September 1, 2022

Layne Hailu travelled thousands of miles from Addis Ababa, Ethiopia, to UW–Madison with the goal of eventually applying his talents back home to solve real world problems.

“As college students, we are usually uncertain about what we want to do with our lives,” says his friend and May 2022 graduate Sheriff Mohammed Issaka.

“That wasn’t true for Layne,” he adds. “He always knew he wanted to be of service to humanity, especially his home country Ethiopia. Even from freshman year, Layne would talk about working for the African Union to bring change to Africa and the world at large.”

Layne Hailu

Hailu, a junior who passed away in Madison on Aug. 19, is being remembered by friends as a changemaker and innovator.

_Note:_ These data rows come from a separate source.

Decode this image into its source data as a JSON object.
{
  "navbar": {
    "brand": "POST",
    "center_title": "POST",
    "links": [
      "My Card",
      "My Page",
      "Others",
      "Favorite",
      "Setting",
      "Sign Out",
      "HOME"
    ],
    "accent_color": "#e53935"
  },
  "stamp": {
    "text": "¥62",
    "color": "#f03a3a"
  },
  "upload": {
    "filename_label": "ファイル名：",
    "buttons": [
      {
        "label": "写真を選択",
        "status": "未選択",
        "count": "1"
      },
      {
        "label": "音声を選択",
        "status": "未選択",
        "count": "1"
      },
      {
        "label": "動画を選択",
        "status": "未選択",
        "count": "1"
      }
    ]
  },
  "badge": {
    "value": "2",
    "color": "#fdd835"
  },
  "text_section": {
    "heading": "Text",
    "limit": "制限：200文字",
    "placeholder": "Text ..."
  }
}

He was also passionate about sports, music and was known for his infectious smile and generous nature.

Hailu was a member of the King-Morgridge Scholars Program, a tight-knit cohort of high-achieving students from Africa, Latin America, the Caribbean, Southeast Asia and South Asia.

“Layne connected with multiple communities on our campus and was loved by many,” says Vice Chancellor for Student Affairs Lori Reesor. “We’re deeply sorry for his family, friends and fellow scholars.”

In an interview during his freshman year, Hailu shared that he not only felt that life could be better in his community, he felt he could be part of the process of change. Before leaving Ethiopia to study at the African Leadership Academy in South Africa, he used his high school science skills to develop a plan to create homemade refrigerators for his family and neighbors.

As part of the King-Morgridge program, participating students receive four-year scholarships that will enable them to pursue their academic interests and engage with experts in global poverty and international development.

Hailu was pursuing a philosophy major at UW–Madison and was interested in how computer science and economics could be applied to support farming families, agriculture and food availability for communities throughout Ethiopia.

“Layne had so many academic interests, ranging from computer science, entrepreneurship, marketing, economics, philosophy, and arts, all of which he was passionate about and pursuing in different ways.” Issaka says.

“Layne was an individual who gave much of himself to people in the community and those around him,” said Guido Podestá, vice provost and dean of the International Division. “He never hesitated to find ways to help friends and strangers, and had heart and vision that saw him aspire to make change in his home country and beyond.”